Somsri Hannanuntasuk, director of the Asia Network for Free and Fair Elections (ANFREL), expressed “concern” about the selection of the commission, which will effectively be the “supreme body” during elections, but asserted that it should not be made up of members of political parties.
“Those people should come from civil society. If the people come from the military it will be a problem; how can it be credible? We don’t want people from political parties.”
The party elect, the National League for Democracy (NLD), has yet to state whether it will compete in the upcoming election. Its landslide victory in the 1990 elections, when it won 392 of the 492 seats, was ignored by the junta.
Much of its decision may weigh on the party registration laws which are expected to be announced on Wednesday.
Echoing Hannanuntasuk, political analyst Aung Naing Oo told DVB that “when you talk about democratic elections you should have an independent election commission”.
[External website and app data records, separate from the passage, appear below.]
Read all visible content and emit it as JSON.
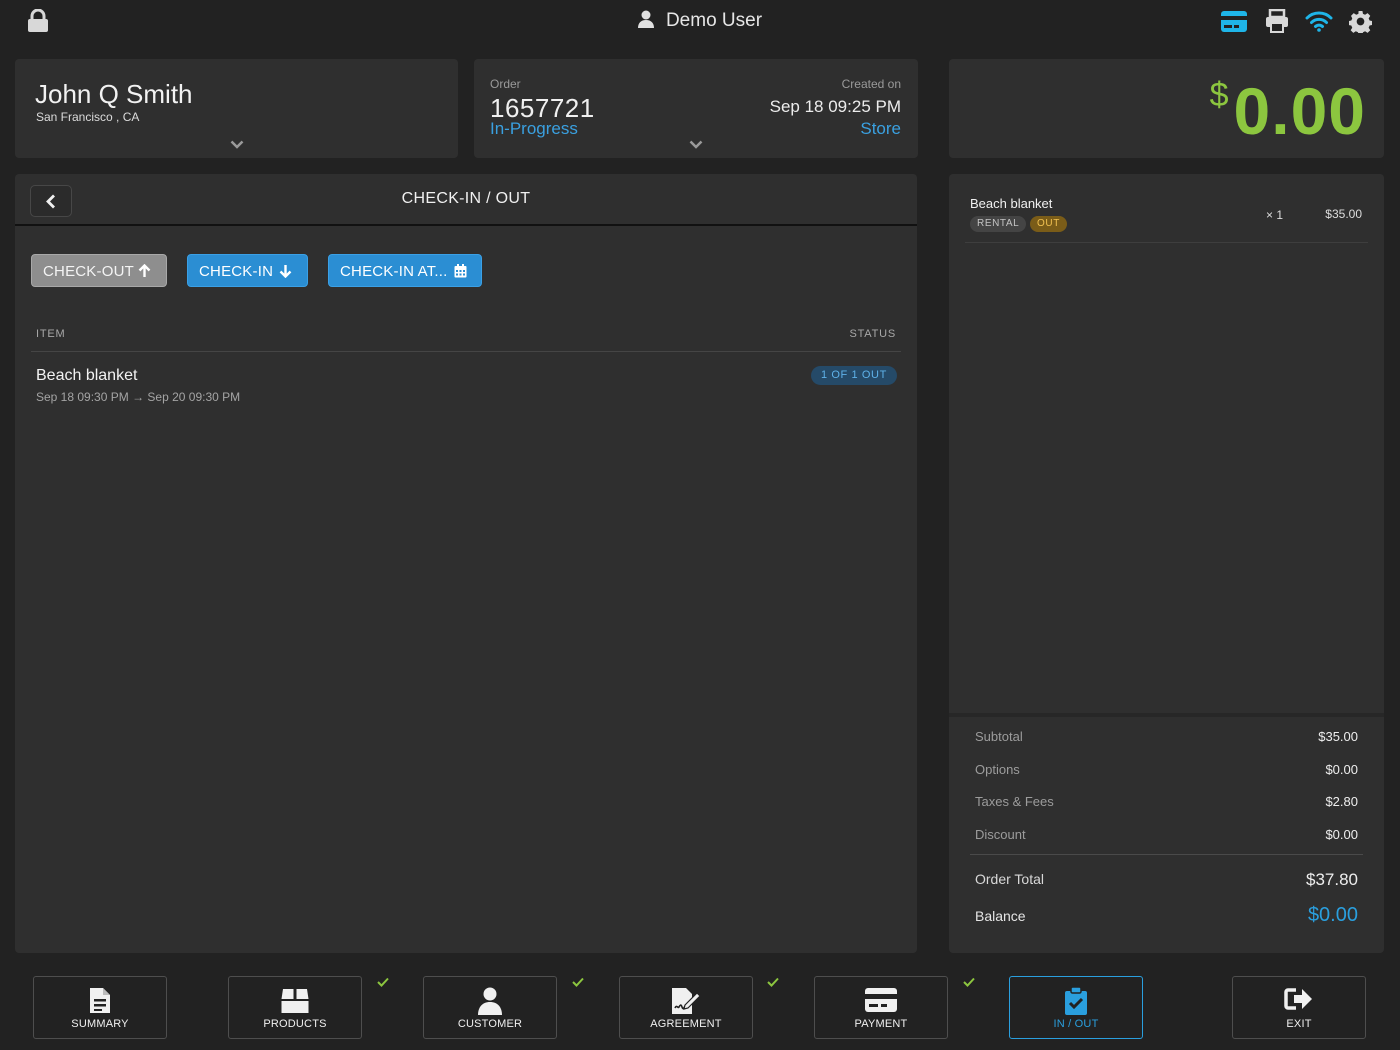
{
  "top_bar": {
    "user_name": "Demo User",
    "icons": [
      "lock-icon",
      "user-icon",
      "card-reader-icon",
      "printer-icon",
      "wifi-icon",
      "gear-icon"
    ],
    "accent_color": "#1fb5e8"
  },
  "customer": {
    "name": "John Q Smith",
    "location": "San Francisco , CA"
  },
  "order": {
    "label": "Order",
    "number": "1657721",
    "status": "In-Progress",
    "created_label": "Created on",
    "created_date": "Sep 18 09:25 PM",
    "channel": "Store"
  },
  "balance_display": {
    "currency_symbol": "$",
    "amount": "0.00",
    "color": "#8cc63f"
  },
  "checkin_panel": {
    "title": "CHECK-IN / OUT",
    "buttons": {
      "checkout": "CHECK-OUT",
      "checkin": "CHECK-IN",
      "checkin_at": "CHECK-IN AT..."
    },
    "columns": {
      "item": "ITEM",
      "status": "STATUS"
    },
    "items": [
      {
        "name": "Beach blanket",
        "dates": "Sep 18 09:30 PM → Sep 20 09:30 PM",
        "status": "1 OF 1 OUT"
      }
    ]
  },
  "cart": {
    "items": [
      {
        "name": "Beach blanket",
        "tags": [
          "RENTAL",
          "OUT"
        ],
        "qty": "× 1",
        "price": "$35.00"
      }
    ],
    "summary": {
      "subtotal_label": "Subtotal",
      "subtotal": "$35.00",
      "options_label": "Options",
      "options": "$0.00",
      "taxes_label": "Taxes & Fees",
      "taxes": "$2.80",
      "discount_label": "Discount",
      "discount": "$0.00",
      "order_total_label": "Order Total",
      "order_total": "$37.80",
      "balance_label": "Balance",
      "balance": "$0.00"
    }
  },
  "bottom_nav": {
    "summary": "SUMMARY",
    "products": "PRODUCTS",
    "customer": "CUSTOMER",
    "agreement": "AGREEMENT",
    "payment": "PAYMENT",
    "in_out": "IN / OUT",
    "exit": "EXIT",
    "active": "IN / OUT",
    "completed_color": "#8cc63f"
  }
}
He added however that “when you look at the conditions before the elections, they are clearly not free and fair. These sorts of conditions were prevalent in 1990 but the election turned out to be 90 percent, if not 100 percent, free”.
“It doesn’t necessarily mean that on election day itself the election won’t be free and fair”.
Although no date has been set by the government, the election this year will be Burma’s first in 20 years, and the country’s fifth general election since it won independence in 1948.
Since a 1962 coup led by General Ne Win, however, successive military governments have ruled the country with an iron fist and placed crippling restrictions on all opposition parties.